If I were you I would inform my local Electoral Registration Office of my change of address, note that the new address is not in the UK, and ask them to remove me from the electoral register, or, if that is not possible, at least to refrain from sending anything to me at the old address.
As suggested in a comment by audionuma, the Mexican Embassy in London does indeed have information about this.
The page for voters residing abroad does not appear to have a version in English, but judging from the items under "¿CÓMO VOTAR?" ("how to vote?"), the process comprises four steps. The relevant items are:
¿Cómo registrarse? (how to register)
According to the (pdf) register-by-mail application, it asks about when and where you last registered.
The main UK government website, Register to vote has an online application process as well.
For either process, you will need both your National Insurance number and your passport details.
Without doubt, the cheapest way forward is UK citizenship.
If you have a look at the BBC article Where is the cheapest place to buy citizenship you will find the cheapest country listed is Dominica - starting at $100,000 USD plus fees. It's a commonwealth country, and thus fits your requirements on everything other than cost.
Generally, though, you're ...
While voting is, as you said, mandatory, it is not actively being prosecuted. You will normally not suffer any consequences if you do not vote. There is no prosecution; the courts have other priorities. You will certainly not get a crime record.
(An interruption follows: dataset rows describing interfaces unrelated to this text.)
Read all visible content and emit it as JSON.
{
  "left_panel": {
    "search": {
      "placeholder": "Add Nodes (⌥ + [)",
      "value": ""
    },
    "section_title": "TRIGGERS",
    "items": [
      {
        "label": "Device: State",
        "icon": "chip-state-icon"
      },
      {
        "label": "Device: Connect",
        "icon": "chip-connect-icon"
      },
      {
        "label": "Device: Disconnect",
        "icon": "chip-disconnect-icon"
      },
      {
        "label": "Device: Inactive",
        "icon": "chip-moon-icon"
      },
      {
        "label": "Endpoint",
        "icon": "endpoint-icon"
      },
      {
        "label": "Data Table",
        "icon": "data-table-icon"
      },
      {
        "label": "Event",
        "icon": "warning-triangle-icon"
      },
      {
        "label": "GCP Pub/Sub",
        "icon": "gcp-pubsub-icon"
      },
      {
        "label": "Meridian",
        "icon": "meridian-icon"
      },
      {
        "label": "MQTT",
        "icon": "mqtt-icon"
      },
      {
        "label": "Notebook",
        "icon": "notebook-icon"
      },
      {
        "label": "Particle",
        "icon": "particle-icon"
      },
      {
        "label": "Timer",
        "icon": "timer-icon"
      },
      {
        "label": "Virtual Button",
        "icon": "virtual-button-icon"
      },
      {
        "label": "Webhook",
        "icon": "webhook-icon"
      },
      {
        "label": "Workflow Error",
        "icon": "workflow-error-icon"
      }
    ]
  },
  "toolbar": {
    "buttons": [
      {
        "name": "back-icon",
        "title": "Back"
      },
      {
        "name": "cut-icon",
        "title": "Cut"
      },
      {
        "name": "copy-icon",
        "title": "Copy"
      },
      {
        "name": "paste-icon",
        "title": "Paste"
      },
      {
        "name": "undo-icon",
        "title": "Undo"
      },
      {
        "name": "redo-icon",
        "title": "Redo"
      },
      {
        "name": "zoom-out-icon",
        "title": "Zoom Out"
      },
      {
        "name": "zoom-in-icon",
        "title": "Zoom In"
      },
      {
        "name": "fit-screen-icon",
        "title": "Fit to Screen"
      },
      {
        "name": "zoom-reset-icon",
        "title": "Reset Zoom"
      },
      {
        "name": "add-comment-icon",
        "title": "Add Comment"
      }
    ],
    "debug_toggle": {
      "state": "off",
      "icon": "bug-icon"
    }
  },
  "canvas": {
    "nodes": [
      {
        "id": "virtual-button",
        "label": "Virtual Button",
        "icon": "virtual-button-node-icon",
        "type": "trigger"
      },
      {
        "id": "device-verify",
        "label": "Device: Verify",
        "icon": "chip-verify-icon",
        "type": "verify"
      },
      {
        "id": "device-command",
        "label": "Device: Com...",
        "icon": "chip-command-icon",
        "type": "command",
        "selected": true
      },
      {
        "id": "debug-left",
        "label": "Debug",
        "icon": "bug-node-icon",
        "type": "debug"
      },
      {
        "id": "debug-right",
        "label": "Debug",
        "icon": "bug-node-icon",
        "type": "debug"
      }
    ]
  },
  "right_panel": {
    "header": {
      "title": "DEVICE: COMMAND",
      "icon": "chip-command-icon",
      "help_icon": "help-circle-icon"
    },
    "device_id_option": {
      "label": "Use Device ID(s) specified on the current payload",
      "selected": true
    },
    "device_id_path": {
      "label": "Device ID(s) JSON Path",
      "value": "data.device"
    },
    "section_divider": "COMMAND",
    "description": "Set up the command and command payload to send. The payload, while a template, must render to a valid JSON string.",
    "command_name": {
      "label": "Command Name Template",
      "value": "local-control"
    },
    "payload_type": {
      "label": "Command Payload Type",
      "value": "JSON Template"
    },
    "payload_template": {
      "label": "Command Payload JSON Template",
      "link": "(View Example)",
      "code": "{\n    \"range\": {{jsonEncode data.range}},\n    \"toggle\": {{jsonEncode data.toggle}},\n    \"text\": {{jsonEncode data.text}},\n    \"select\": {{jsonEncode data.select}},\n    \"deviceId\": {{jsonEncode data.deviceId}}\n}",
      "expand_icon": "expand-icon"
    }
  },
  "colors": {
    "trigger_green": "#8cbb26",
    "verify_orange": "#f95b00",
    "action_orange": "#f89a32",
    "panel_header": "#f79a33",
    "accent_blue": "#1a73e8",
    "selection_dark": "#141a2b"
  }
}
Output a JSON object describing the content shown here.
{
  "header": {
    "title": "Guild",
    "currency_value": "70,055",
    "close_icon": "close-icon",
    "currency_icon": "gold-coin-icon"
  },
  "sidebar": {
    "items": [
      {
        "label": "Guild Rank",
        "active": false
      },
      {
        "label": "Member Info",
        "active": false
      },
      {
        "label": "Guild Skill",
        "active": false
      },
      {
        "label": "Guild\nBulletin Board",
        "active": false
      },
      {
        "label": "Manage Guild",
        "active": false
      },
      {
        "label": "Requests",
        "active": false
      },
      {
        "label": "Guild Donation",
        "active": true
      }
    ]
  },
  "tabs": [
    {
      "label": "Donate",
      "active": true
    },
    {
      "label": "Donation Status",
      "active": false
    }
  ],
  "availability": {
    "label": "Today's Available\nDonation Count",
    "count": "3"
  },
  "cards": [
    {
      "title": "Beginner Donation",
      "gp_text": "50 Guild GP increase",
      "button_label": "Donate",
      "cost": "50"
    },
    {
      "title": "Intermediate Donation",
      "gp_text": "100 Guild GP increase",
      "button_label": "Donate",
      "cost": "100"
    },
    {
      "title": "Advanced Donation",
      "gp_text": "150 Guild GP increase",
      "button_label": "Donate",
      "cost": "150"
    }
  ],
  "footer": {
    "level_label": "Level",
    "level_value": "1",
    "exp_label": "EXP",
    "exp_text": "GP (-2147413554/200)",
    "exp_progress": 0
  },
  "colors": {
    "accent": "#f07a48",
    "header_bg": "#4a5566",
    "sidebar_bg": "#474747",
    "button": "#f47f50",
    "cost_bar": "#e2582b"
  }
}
If it does go to court, it is dealt with by the Justice of the Peace, which deals with trivial matters (neighbours ...